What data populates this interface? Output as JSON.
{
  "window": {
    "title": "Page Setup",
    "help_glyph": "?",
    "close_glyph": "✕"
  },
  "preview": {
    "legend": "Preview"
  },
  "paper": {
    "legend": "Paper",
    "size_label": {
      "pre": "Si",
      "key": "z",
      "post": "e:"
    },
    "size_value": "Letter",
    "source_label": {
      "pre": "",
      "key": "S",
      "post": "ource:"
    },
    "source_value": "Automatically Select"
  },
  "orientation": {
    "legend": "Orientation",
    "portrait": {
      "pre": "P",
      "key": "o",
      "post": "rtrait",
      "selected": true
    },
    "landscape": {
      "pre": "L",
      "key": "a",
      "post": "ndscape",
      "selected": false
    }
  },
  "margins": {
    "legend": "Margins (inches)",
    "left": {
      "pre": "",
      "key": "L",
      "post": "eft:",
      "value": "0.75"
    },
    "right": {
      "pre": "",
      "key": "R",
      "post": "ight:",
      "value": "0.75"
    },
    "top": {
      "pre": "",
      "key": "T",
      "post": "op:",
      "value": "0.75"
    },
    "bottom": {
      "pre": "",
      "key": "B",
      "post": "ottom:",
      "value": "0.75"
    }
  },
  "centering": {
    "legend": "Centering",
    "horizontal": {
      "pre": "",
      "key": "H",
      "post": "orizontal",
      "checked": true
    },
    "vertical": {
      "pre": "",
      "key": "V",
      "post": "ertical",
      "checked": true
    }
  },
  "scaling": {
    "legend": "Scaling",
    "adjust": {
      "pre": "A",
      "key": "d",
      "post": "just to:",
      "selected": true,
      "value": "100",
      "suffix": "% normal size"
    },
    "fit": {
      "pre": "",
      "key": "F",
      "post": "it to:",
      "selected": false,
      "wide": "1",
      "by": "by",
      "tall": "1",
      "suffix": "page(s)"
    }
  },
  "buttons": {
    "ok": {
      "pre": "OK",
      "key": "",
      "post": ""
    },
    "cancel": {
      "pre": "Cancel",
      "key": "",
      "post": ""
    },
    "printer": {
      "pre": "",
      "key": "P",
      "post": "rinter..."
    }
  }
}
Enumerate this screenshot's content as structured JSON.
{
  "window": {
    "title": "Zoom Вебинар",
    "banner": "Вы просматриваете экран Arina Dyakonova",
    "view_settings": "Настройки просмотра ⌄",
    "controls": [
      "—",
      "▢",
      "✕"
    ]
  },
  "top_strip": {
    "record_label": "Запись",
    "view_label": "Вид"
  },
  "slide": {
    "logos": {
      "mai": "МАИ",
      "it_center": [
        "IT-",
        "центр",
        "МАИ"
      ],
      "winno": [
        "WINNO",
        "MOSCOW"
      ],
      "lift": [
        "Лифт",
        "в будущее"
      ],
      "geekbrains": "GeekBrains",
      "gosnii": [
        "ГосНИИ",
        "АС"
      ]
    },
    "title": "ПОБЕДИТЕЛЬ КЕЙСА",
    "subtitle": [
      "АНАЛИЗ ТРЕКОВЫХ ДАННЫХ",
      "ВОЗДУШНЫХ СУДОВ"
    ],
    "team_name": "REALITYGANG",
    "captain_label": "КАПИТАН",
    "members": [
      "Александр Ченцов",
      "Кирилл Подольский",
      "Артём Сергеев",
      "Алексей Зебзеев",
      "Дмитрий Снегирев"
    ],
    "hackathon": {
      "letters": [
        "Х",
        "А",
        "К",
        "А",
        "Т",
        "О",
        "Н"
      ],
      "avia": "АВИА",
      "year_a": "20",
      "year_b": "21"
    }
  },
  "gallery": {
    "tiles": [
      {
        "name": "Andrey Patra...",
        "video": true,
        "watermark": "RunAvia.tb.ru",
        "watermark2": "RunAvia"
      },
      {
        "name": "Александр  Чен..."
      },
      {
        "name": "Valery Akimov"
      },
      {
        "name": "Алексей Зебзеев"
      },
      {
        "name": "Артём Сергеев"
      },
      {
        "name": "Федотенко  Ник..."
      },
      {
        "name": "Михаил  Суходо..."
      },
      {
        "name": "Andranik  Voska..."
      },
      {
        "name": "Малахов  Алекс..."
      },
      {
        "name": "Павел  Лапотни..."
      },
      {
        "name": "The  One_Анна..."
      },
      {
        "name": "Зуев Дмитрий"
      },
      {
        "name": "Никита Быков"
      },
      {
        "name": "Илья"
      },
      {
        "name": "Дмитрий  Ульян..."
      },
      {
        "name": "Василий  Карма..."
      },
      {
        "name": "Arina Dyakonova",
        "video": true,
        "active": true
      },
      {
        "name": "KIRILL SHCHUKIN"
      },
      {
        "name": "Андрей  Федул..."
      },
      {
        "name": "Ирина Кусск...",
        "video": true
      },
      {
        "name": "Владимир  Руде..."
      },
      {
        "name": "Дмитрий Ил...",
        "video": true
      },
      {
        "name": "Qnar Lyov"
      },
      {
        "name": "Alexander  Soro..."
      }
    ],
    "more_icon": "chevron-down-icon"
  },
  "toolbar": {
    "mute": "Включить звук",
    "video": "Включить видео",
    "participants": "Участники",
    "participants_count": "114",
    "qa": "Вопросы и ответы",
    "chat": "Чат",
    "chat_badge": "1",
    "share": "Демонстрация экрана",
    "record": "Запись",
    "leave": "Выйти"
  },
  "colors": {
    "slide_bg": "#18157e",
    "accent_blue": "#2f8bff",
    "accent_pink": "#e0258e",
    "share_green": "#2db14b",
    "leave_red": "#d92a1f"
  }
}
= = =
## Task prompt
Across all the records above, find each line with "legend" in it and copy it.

## Task solution
    "legend": "Preview"
    "legend": "Paper",
    "legend": "Orientation",
    "legend": "Margins (inches)",
    "legend": "Centering",
    "legend": "Scaling",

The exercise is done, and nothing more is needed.